Recorded information:
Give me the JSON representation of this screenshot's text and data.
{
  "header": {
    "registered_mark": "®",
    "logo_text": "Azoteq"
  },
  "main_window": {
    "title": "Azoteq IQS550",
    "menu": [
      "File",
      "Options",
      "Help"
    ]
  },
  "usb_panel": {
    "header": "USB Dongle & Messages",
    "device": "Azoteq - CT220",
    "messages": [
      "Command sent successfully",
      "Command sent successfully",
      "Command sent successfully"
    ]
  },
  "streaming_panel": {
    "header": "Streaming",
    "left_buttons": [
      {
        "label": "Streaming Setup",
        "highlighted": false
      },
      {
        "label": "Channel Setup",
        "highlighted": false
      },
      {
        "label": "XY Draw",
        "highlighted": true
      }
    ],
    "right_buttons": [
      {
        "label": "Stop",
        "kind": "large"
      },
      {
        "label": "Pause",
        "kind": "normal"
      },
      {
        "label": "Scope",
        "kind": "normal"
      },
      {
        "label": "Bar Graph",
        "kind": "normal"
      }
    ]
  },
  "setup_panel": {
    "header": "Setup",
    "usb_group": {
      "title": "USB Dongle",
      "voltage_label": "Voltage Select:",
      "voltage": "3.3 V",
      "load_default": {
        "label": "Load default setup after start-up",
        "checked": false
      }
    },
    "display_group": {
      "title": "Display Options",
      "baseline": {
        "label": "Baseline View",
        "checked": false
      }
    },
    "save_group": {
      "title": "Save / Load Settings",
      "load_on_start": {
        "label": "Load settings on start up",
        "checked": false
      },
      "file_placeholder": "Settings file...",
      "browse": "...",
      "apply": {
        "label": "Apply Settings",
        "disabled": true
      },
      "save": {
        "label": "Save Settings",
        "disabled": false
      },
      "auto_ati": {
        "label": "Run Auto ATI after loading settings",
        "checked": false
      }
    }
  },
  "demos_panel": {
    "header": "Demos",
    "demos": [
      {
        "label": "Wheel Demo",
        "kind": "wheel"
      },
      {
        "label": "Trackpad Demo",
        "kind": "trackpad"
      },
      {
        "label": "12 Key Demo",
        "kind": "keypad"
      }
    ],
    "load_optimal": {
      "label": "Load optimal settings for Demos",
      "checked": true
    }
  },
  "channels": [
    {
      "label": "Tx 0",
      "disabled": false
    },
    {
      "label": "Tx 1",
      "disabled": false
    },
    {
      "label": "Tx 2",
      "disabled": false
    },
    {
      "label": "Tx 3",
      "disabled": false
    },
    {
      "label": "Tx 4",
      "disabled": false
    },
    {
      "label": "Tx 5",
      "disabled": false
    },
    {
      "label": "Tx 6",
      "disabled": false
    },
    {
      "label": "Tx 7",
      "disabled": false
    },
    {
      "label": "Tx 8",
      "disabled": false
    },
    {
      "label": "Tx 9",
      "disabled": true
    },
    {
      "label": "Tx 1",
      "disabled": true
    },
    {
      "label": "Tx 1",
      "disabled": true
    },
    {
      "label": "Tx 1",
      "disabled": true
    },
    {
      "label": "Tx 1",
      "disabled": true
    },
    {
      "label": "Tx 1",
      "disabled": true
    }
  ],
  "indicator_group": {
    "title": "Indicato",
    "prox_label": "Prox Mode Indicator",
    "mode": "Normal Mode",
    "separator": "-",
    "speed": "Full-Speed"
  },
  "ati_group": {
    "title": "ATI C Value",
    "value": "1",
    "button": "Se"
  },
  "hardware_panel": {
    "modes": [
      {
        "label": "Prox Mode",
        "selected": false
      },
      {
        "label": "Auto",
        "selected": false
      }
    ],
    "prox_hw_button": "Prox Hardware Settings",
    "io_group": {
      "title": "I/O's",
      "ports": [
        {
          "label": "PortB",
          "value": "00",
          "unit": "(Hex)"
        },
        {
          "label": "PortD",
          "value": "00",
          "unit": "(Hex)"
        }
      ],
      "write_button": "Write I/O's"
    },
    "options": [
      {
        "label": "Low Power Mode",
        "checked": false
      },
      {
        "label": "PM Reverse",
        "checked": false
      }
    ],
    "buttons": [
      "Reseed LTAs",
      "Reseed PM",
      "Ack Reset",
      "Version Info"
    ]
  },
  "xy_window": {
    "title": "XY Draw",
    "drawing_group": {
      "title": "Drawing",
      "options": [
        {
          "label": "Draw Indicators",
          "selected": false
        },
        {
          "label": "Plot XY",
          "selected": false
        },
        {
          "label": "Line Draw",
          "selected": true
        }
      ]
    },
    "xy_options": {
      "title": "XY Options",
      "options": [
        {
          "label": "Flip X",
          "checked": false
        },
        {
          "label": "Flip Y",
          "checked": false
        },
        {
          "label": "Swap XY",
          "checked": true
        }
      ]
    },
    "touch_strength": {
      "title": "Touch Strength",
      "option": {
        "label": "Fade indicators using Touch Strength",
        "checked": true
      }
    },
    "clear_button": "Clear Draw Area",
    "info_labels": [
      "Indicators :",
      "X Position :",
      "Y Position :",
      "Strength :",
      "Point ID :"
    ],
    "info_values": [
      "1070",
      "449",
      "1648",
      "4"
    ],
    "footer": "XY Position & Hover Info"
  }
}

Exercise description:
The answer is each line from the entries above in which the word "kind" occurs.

Response box:
        "kind": "large"
        "kind": "normal"
        "kind": "normal"
        "kind": "normal"
        "kind": "wheel"
        "kind": "trackpad"
        "kind": "keypad"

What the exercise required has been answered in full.